Schwartz takes Tipton’s fire over coal
Former State Sen. Gail Schwartz, the challenger to U.S. Rep. Scott Tipton, R-Colo., portrayed him Saturday as “part of the problem” in a do-nothing Congress, then agreed with him on the plan to pipe natural gas from Colorado to Oregon and praised his handling of forest-health issues.
Schwartz, a Democrat from Crested Butte, and Tipton, a Republican from Cortez, faced off in a debate before the Western Slope lobbying and promotional organization Club 20 to represent the 3rd Congressional District, which includes 39 counties on the Western Slope and much of southern Colorado.
Schwartz, 67, who served two terms in the state Senate ending in 2015, cited a bipartisan record there, “While Rep. Tipton spent his time in Washington shutting down the government.”
The 3rd Congressional District doesn’t “need bridge burners, they actually need bridge builders,” Schwartz said.
Tipton, 59, retorted that he passed all his measures with bipartisan support and blamed the Senate for failing to pass House measures and place them on the president’s desk.
“You maybe need to be running against Bennet,” Tipton said, referring to Sen. Michael Bennet, a Democrat who has been in the Senate during the time that Tipton has been in the House.
Schwartz committed to support the Jordan Cove project, which includes a pipeline that would connect the Piceance Basin of northwest Colorado with Oregon and then carry natural gas to Pacific Rim customers.
“I appreciate Gail’s support of my legislation,” Tipton said.
The two had different approaches on other energy-related issues, as well as immigration and Social Security.
State legislation supported by Schwartz has harmed business and contributed to the problems of the coal industry, Tipton said.
“Do you know how much your fuel bills have gone up?” Tipton said. “Part of it was her legislation.”
Many of the coal-mining job losses in the North Fork of the Gunnison River Valley were because of a mine fire, and “I showed up when one of the mines was on fire,” Schwartz said.
“I do apologize,” she said in referring to the frustrations of the coal industry in the North Fork.
Schwartz cited her support for “Dreamers,” or young people brought to the United States as children.
“Those are our future,” she said, calling for reforms.
“There is a remarkable work force living among us in the shadows. We know that industries including agriculture are in need of help and support.”
Both candidates said they supported Social Security.
“Young people today don’t believe it will be there for them,” Tipton said.
“We have to stop balancing the budget on the backs of our children,” Schwartz said. “We need to balance it on the backs of the corporate citizens, especially those who are shipping jobs out of this country.”

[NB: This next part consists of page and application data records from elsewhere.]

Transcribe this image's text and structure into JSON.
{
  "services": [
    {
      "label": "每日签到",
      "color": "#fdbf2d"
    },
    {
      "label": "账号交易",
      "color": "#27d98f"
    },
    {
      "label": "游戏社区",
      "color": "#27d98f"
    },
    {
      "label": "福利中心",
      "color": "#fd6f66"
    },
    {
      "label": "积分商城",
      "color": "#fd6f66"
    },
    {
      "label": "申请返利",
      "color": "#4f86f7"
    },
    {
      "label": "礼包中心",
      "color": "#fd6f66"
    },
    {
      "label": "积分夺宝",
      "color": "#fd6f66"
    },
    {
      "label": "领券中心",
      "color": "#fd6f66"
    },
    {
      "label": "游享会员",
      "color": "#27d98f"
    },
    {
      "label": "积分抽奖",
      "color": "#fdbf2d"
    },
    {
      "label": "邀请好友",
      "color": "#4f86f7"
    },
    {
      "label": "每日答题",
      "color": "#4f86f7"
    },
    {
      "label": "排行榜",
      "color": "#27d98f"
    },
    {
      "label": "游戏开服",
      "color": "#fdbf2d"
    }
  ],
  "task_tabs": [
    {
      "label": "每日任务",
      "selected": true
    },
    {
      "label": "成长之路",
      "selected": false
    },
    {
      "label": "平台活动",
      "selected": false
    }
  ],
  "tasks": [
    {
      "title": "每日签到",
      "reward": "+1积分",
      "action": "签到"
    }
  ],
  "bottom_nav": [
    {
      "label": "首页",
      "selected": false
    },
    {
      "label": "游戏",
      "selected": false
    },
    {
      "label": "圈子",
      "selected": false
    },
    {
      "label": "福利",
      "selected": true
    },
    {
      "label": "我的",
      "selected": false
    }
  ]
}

Schwartz criticized the Republican-controlled Congress for failing to move a bill to fund efforts against the Zika virus, and Tipton said Schwartz had been of no support when the federal government demanded water rights from ski areas.
“I protected the ski industry,” Tipton said. “You weren’t there, I was.”